- Problem to work on -
Output exactly the lines from the one with "What's the underlying" through the last line of the data below, both included, and nothing more.

- Information provided -
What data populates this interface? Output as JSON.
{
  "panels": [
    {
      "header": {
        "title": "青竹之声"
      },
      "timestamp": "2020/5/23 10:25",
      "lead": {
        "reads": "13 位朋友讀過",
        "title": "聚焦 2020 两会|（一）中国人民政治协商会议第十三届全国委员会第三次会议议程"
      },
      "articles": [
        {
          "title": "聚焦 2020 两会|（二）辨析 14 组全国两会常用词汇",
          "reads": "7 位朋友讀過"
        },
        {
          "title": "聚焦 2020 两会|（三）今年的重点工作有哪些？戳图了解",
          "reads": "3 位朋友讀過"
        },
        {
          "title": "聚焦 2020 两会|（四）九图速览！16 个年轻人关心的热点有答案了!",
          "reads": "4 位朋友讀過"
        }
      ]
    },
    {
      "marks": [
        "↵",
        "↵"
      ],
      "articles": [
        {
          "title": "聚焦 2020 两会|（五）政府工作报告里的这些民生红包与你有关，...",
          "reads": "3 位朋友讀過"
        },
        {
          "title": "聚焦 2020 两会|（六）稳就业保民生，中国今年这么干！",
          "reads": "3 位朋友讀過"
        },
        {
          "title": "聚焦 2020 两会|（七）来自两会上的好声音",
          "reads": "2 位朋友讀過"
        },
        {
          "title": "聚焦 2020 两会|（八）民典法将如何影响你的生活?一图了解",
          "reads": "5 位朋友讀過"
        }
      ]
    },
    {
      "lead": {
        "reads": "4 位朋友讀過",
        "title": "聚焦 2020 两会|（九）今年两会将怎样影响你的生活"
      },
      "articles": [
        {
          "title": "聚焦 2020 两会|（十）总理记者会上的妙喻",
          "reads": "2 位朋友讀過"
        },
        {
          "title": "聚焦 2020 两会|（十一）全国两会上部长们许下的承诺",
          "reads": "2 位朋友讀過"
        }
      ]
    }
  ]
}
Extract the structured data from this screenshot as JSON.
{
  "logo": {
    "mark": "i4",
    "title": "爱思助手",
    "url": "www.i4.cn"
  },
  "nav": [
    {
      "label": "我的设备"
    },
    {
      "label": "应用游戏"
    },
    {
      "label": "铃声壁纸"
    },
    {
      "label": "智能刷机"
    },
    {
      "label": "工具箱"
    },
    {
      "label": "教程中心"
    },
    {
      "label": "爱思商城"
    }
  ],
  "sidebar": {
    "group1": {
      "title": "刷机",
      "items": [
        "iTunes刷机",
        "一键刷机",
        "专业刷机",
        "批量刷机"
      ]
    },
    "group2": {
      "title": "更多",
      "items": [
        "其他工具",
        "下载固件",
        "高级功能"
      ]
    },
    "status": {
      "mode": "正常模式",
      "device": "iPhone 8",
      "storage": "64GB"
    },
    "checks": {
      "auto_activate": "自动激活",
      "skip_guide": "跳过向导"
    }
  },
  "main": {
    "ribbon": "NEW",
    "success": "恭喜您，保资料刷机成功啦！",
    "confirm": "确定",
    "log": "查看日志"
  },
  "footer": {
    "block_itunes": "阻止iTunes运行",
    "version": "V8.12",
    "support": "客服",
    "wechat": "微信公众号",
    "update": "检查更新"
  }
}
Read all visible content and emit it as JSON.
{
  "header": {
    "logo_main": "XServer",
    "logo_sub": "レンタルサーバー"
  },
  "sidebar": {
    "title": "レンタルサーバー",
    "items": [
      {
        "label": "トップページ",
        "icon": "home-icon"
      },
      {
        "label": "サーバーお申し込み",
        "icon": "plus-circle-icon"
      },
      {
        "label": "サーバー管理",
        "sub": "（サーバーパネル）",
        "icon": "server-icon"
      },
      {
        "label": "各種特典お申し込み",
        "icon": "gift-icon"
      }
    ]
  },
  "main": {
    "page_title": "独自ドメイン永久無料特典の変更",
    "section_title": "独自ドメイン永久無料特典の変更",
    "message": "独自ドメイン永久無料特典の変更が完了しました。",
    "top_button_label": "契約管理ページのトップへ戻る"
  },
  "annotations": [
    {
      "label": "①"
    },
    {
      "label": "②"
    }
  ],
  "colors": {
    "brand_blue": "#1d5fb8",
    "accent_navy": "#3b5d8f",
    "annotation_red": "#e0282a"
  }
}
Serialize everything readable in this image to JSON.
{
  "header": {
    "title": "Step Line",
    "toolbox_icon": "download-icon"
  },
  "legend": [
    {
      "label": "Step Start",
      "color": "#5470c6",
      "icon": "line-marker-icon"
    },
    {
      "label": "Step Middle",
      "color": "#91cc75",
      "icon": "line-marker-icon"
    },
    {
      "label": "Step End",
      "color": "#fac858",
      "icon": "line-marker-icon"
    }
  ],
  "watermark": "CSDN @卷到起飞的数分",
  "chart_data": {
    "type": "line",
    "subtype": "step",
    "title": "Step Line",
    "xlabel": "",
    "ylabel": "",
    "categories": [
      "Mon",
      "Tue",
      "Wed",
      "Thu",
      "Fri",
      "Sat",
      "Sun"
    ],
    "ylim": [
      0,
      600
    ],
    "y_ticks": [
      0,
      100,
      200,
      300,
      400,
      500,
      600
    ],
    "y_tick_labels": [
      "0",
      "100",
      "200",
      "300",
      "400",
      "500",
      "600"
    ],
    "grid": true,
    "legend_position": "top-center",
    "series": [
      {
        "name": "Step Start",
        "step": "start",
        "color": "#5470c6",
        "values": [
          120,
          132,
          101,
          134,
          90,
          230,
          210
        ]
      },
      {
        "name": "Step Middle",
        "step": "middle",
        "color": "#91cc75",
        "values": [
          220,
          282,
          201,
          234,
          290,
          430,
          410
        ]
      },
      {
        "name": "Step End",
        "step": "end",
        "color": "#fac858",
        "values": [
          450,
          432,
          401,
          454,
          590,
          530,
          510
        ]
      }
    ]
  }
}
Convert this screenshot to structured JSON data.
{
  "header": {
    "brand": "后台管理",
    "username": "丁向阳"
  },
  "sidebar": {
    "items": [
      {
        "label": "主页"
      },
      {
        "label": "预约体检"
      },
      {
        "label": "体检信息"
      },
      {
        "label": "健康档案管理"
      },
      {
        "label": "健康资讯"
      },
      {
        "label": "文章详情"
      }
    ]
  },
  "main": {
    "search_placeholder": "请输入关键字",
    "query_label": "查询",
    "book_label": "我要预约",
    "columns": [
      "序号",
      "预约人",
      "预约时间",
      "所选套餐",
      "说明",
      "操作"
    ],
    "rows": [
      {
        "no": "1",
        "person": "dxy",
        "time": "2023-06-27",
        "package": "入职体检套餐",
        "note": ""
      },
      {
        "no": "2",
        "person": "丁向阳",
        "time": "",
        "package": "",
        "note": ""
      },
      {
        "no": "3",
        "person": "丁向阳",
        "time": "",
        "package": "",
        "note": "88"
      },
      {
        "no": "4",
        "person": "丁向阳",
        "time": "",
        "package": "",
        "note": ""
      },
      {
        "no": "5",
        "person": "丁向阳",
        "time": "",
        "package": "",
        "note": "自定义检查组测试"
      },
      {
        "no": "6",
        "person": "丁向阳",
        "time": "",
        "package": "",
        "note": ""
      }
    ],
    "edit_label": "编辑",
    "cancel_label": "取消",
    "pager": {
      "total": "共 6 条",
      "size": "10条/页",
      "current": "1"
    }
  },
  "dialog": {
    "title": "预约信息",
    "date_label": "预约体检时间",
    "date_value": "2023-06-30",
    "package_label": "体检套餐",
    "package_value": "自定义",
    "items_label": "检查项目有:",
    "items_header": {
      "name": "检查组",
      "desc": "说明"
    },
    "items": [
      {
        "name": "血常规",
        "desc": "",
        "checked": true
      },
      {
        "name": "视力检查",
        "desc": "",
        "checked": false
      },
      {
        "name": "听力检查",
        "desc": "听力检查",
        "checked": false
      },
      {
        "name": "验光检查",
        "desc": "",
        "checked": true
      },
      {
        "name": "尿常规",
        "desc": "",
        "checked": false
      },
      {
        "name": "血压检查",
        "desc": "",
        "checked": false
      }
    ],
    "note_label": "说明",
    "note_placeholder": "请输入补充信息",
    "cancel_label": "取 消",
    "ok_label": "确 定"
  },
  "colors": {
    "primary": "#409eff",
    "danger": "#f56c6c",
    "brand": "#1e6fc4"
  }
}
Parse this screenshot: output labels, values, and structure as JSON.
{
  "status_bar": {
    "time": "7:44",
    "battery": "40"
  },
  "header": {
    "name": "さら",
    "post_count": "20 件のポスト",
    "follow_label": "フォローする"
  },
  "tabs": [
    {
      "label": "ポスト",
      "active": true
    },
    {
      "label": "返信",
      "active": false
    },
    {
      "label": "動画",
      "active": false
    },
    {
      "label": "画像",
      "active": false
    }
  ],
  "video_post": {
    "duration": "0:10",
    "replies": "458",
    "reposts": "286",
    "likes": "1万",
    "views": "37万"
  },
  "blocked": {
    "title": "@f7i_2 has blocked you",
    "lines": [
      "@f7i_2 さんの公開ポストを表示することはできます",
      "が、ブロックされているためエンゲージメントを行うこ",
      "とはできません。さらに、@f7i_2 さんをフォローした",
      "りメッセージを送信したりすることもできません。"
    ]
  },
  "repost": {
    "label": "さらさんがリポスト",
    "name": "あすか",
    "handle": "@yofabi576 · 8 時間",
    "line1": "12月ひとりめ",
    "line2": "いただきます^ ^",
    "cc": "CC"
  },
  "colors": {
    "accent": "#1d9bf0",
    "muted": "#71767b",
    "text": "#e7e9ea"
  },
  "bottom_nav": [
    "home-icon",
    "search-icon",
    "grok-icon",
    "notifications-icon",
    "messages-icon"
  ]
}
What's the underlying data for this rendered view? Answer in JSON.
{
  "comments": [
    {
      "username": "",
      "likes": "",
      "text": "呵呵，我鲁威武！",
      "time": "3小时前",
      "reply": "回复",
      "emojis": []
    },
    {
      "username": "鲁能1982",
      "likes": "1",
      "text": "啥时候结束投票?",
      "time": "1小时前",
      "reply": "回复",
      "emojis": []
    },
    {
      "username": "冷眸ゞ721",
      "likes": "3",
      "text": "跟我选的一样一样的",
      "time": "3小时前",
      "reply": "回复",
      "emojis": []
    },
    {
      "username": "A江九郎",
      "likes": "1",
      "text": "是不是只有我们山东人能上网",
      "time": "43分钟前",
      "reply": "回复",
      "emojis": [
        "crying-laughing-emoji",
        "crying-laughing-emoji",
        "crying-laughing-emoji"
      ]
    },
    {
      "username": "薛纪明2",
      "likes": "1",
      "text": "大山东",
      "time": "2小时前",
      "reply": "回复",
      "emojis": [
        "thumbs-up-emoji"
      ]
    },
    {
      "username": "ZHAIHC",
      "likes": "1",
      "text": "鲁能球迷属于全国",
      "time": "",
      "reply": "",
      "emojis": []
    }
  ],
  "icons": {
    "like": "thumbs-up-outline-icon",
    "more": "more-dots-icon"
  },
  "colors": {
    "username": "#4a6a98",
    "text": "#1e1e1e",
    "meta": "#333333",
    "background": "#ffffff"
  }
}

- Answer section -
What's the underlying data for this rendered view? Answer in JSON.
{
  "comments": [
    {
      "username": "",
      "likes": "",
      "text": "呵呵，我鲁威武！",
      "time": "3小时前",
      "reply": "回复",
      "emojis": []
    },
    {
      "username": "鲁能1982",
      "likes": "1",
      "text": "啥时候结束投票?",
      "time": "1小时前",
      "reply": "回复",
      "emojis": []
    },
    {
      "username": "冷眸ゞ721",
      "likes": "3",
      "text": "跟我选的一样一样的",
      "time": "3小时前",
      "reply": "回复",
      "emojis": []
    },
    {
      "username": "A江九郎",
      "likes": "1",
      "text": "是不是只有我们山东人能上网",
      "time": "43分钟前",
      "reply": "回复",
      "emojis": [
        "crying-laughing-emoji",
        "crying-laughing-emoji",
        "crying-laughing-emoji"
      ]
    },
    {
      "username": "薛纪明2",
      "likes": "1",
      "text": "大山东",
      "time": "2小时前",
      "reply": "回复",
      "emojis": [
        "thumbs-up-emoji"
      ]
    },
    {
      "username": "ZHAIHC",
      "likes": "1",
      "text": "鲁能球迷属于全国",
      "time": "",
      "reply": "",
      "emojis": []
    }
  ],
  "icons": {
    "like": "thumbs-up-outline-icon",
    "more": "more-dots-icon"
  },
  "colors": {
    "username": "#4a6a98",
    "text": "#1e1e1e",
    "meta": "#333333",
    "background": "#ffffff"
  }
}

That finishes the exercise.